CySEC tightens requirements for investment firms with respect to activities in third countries
The Cypriot regulator will require that firms certify their authorization by the authorities of a third country in case they want to provide services there.
The Cyprus Securities and Exchange Commission (CySEC) is apparently taking a closer look at the activities of Cyprus Investment Firms (CIFs). Shortly after the regulator published its proposals for new rules governing the provision of binary options services by CIFs, it is now seeking to tighten its oversight on the provision of services by investment firms in third countries.
In a Circular, out today, CySEC addresses the issue of CIF’s freedom to provide investment and ancillary services and/or perform investment activities in a third country. Apparently, the document concerns all those companies that refer to their “passport” rights to deliver investment services across the EU.
The Cypriot regulator notes that CIFs may provide/perform investment services/activities in the territories of third countries “only when they are authorised to do so by the Cyprus Securities and Exchange Commission (CySEC) and the respective competent authorities of the third countries, where applicable”. In addition, CySEC stresses that it is the CIF that solely responsible for obtaining such authorization by the authorities of the third countries.
At its meeting of February 13, 2017 the Board of CySEC has decided that any new requests to CySEC must be accompanied with a certified copy of the authorization from the competent Authority of the third country to provide such services. This should happen before CySEC allows or prohibits the provision of investment and ancillary services and/or performance of investment activities in a third country.
Even if a third country does not require such authorization, the CIF should provide CySEC with a legal opinion issued by a qualified lawyer or a legal firm of the relevant jurisdiction that no such authorization is required.

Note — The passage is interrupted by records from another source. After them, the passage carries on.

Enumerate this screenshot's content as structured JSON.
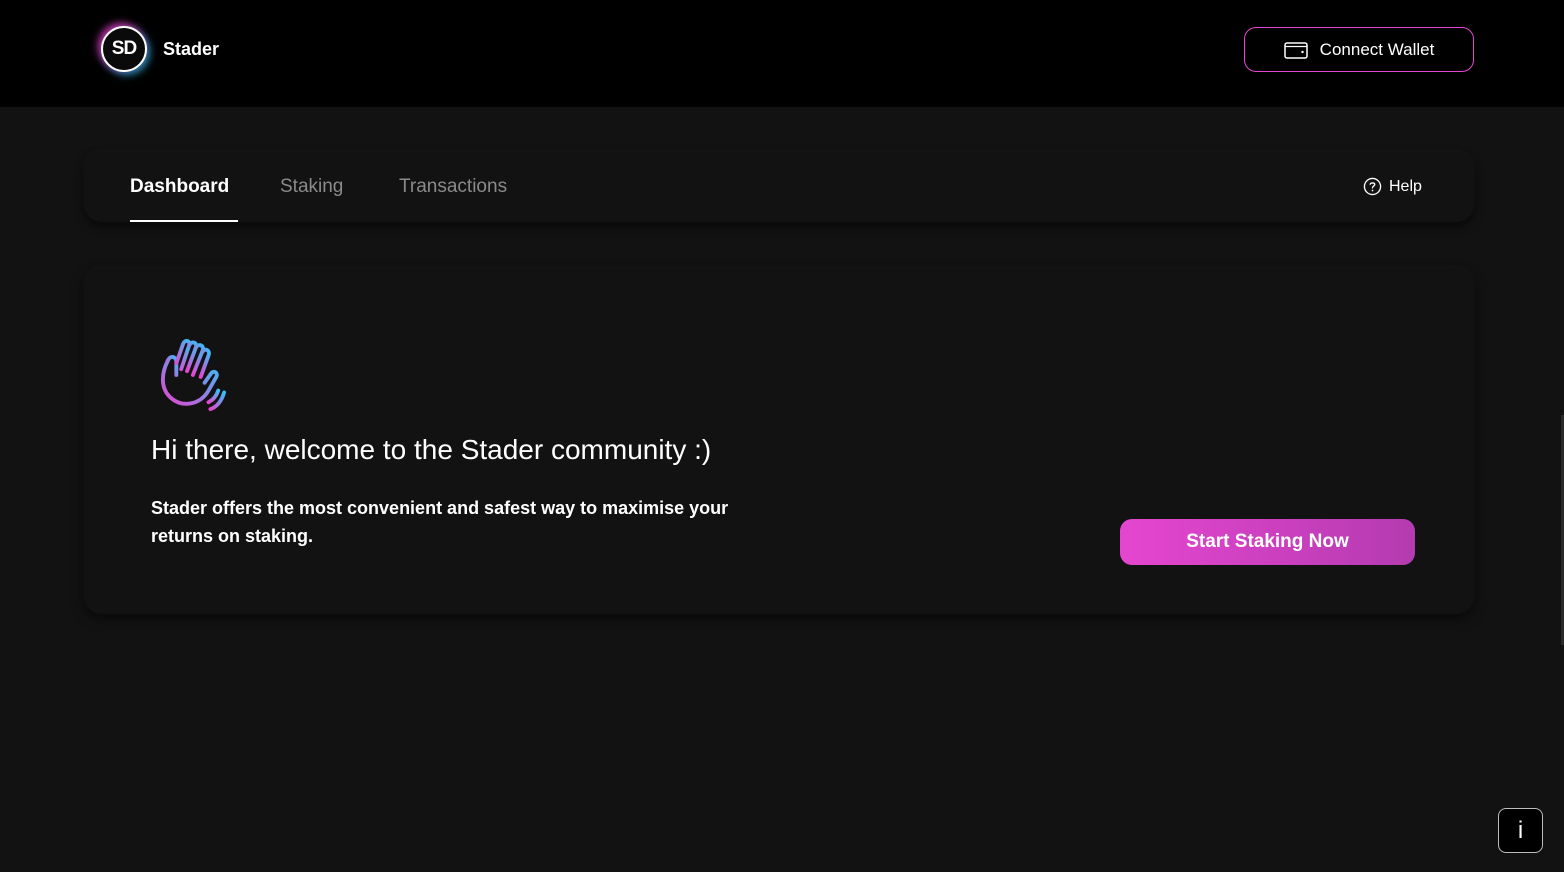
{
  "header": {
    "logo_text": "SD",
    "brand_name": "Stader",
    "connect_wallet_label": "Connect Wallet"
  },
  "nav": {
    "tabs": [
      {
        "label": "Dashboard",
        "active": true
      },
      {
        "label": "Staking",
        "active": false
      },
      {
        "label": "Transactions",
        "active": false
      }
    ],
    "help_label": "Help"
  },
  "welcome": {
    "title": "Hi there, welcome to the Stader community :)",
    "description": "Stader offers the most convenient and safest way to maximise your returns on staking.",
    "cta_label": "Start Staking Now"
  },
  "info_button_label": "i",
  "colors": {
    "accent": "#e546d0",
    "accent_secondary": "#38bdf8",
    "background": "#121212",
    "header_background": "#000000"
  }
}
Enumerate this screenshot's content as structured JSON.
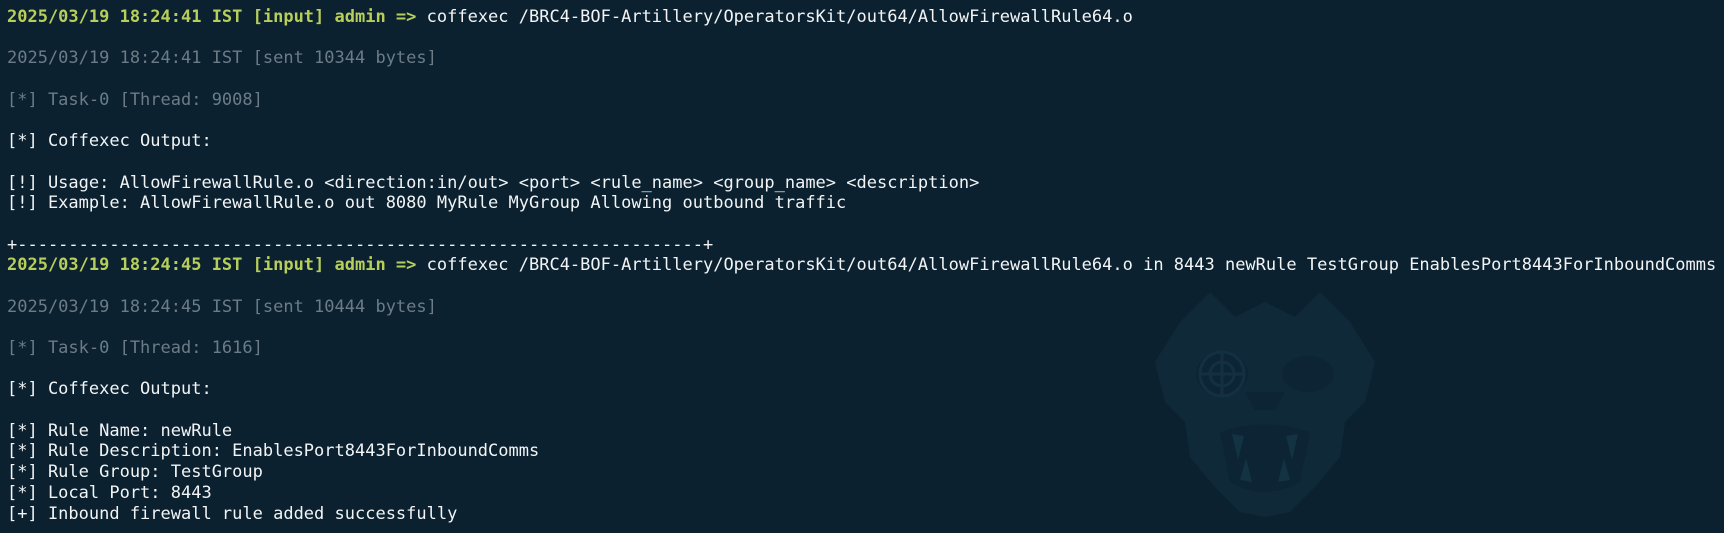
{
  "theme": {
    "background": "#0b2130",
    "prompt_color": "#b7cf5a",
    "dim_color": "#6c7c86",
    "text_color": "#f2f4f5"
  },
  "watermark": {
    "icon": "beast-face-watermark-icon"
  },
  "blocks": [
    {
      "command_prefix": "2025/03/19 18:24:41 IST [input] admin =>",
      "command_text": " coffexec /BRC4-BOF-Artillery/OperatorsKit/out64/AllowFirewallRule64.o",
      "sent": "2025/03/19 18:24:41 IST [sent 10344 bytes]",
      "task": "[*] Task-0 [Thread: 9008]",
      "output_header": "[*] Coffexec Output:",
      "output_lines": [
        "[!] Usage: AllowFirewallRule.o <direction:in/out> <port> <rule_name> <group_name> <description>",
        "[!] Example: AllowFirewallRule.o out 8080 MyRule MyGroup Allowing outbound traffic"
      ],
      "separator": "+-------------------------------------------------------------------+"
    },
    {
      "command_prefix": "2025/03/19 18:24:45 IST [input] admin =>",
      "command_text": " coffexec /BRC4-BOF-Artillery/OperatorsKit/out64/AllowFirewallRule64.o in 8443 newRule TestGroup EnablesPort8443ForInboundComms",
      "sent": "2025/03/19 18:24:45 IST [sent 10444 bytes]",
      "task": "[*] Task-0 [Thread: 1616]",
      "output_header": "[*] Coffexec Output:",
      "output_lines": [
        "[*] Rule Name: newRule",
        "[*] Rule Description: EnablesPort8443ForInboundComms",
        "[*] Rule Group: TestGroup",
        "[*] Local Port: 8443",
        "[+] Inbound firewall rule added successfully"
      ]
    }
  ]
}
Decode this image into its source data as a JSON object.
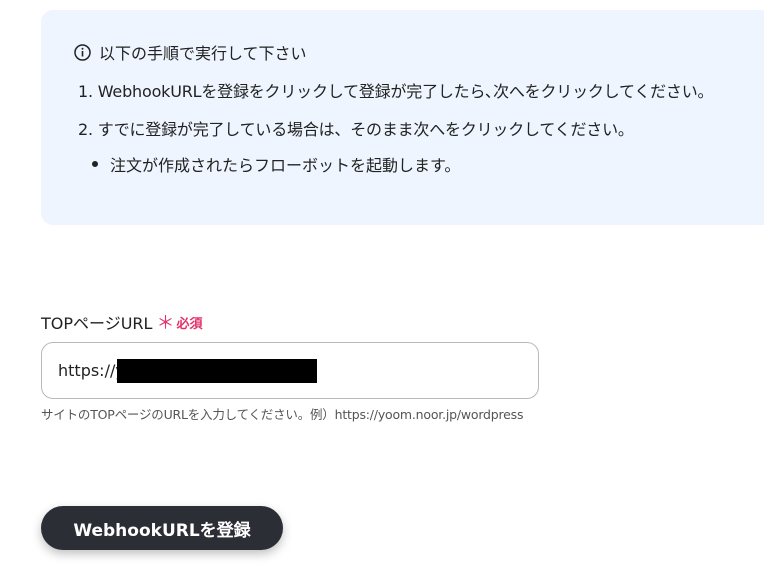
{
  "info_box": {
    "header": "以下の手順で実行して下さい",
    "steps": [
      "1. WebhookURLを登録をクリックして登録が完了したら､次へをクリックしてください。",
      "2. すでに登録が完了している場合は、そのまま次へをクリックしてください。"
    ],
    "bullets": [
      "注文が作成されたらフローボットを起動します。"
    ],
    "icon": "info-circle-icon"
  },
  "field": {
    "label": "TOPページURL",
    "required_mark": "＊",
    "required_text": "必須",
    "value": "https://y",
    "helper": "サイトのTOPページのURLを入力してください。例）https://yoom.noor.jp/wordpress"
  },
  "button": {
    "label": "WebhookURLを登録"
  },
  "colors": {
    "info_bg": "#eef5fe",
    "required": "#e0336a",
    "button_bg": "#2b2e34"
  }
}
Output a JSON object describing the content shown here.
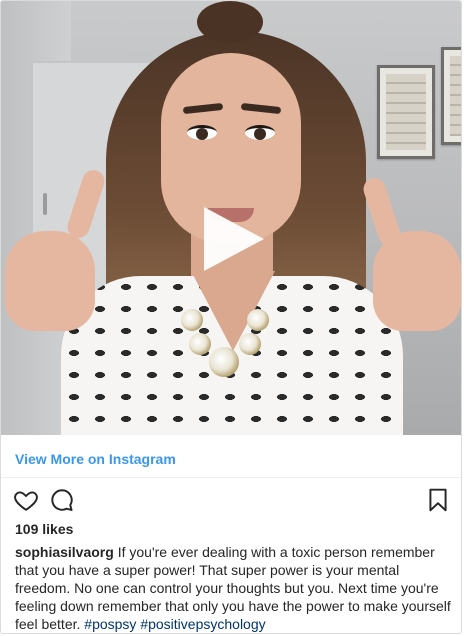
{
  "post": {
    "view_more_label": "View More on Instagram",
    "likes": "109 likes",
    "username": "sophiasilvaorg",
    "caption": "If you're ever dealing with a toxic person remember that you have a super power! That super power is your mental freedom. No one can control your thoughts but you. Next time you're feeling down remember that only you have the power to make yourself feel better. ",
    "hashtags": [
      "#pospsy",
      "#positivepsychology"
    ]
  },
  "icons": {
    "play": "play-icon",
    "like": "heart-icon",
    "comment": "comment-icon",
    "save": "bookmark-icon"
  },
  "colors": {
    "link": "#3897f0",
    "text": "#262626",
    "hashtag": "#003569"
  }
}
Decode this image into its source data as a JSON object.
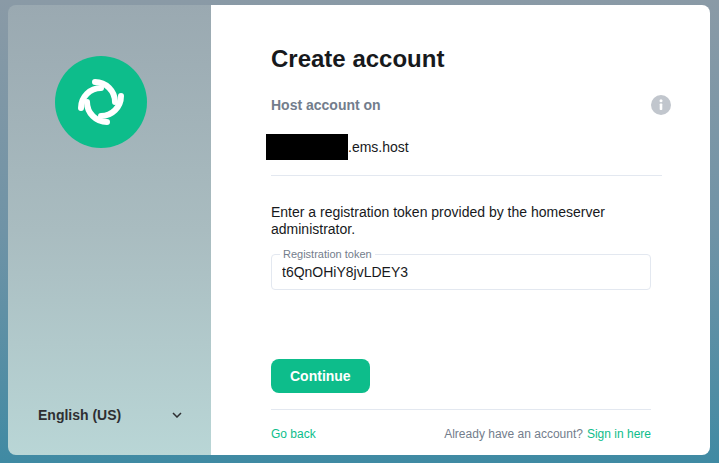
{
  "left_panel": {
    "language": "English (US)"
  },
  "form": {
    "title": "Create account",
    "host_label": "Host account on",
    "server": ".ems.host",
    "instructions": "Enter a registration token provided by the homeserver administrator.",
    "field": {
      "label": "Registration token",
      "value": "t6QnOHiY8jvLDEY3"
    },
    "button": "Continue"
  },
  "footer": {
    "back": "Go back",
    "prompt": "Already have an account?",
    "sign_in": "Sign in here"
  }
}
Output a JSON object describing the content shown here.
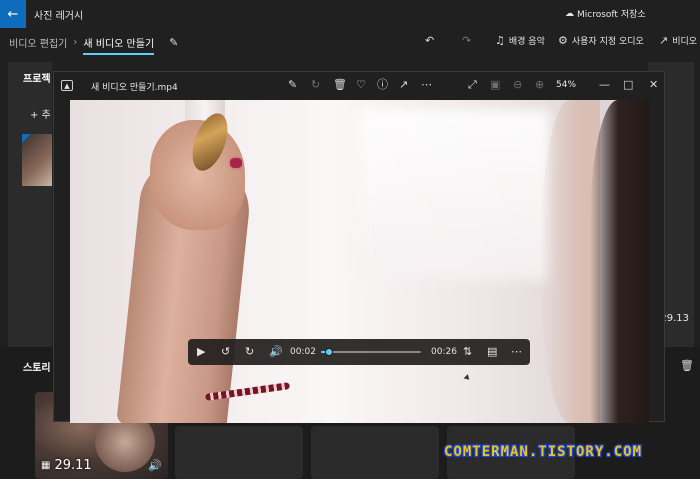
{
  "app": {
    "back_icon": "back-arrow-icon",
    "title": "사진 레거시",
    "store_label": "Microsoft 저장소"
  },
  "toolbar": {
    "breadcrumb_root": "비디오 편집기",
    "breadcrumb_current": "새 비디오 만들기",
    "undo_icon": "undo-icon",
    "redo_icon": "redo-icon",
    "bg_music_label": "배경 음악",
    "custom_audio_label": "사용자 지정 오디오",
    "export_label": "비디오"
  },
  "project_panel": {
    "title": "프로젝",
    "add_label": "+ 추"
  },
  "right_panel": {
    "duration_label": ":29.13"
  },
  "storyboard": {
    "title": "스토리",
    "clip_duration": "29.11"
  },
  "player": {
    "title": "새 비디오 만들기.mp4",
    "zoom": "54%",
    "current_time": "00:02",
    "total_time": "00:26",
    "progress_fraction": 0.077
  },
  "watermark": "COMTERMAN.TISTORY.COM",
  "colors": {
    "accent": "#0f6cbd",
    "seek": "#60cdff",
    "watermark": "#f0c020"
  }
}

As we’ve already mentioned, this Circular is published shortly after the proposals for new rules for the binary options industry in Cyprus. In fact, it may be that these two documents are related. The case of Banc de Binary, which was once authorized in Cyprus as a CIF, has drawn international attention, as the now-defunct binary options broker had clients across Europe – notably in France and Belgium. The latter country does not authorize provision of binary options trading services to Belgian customers.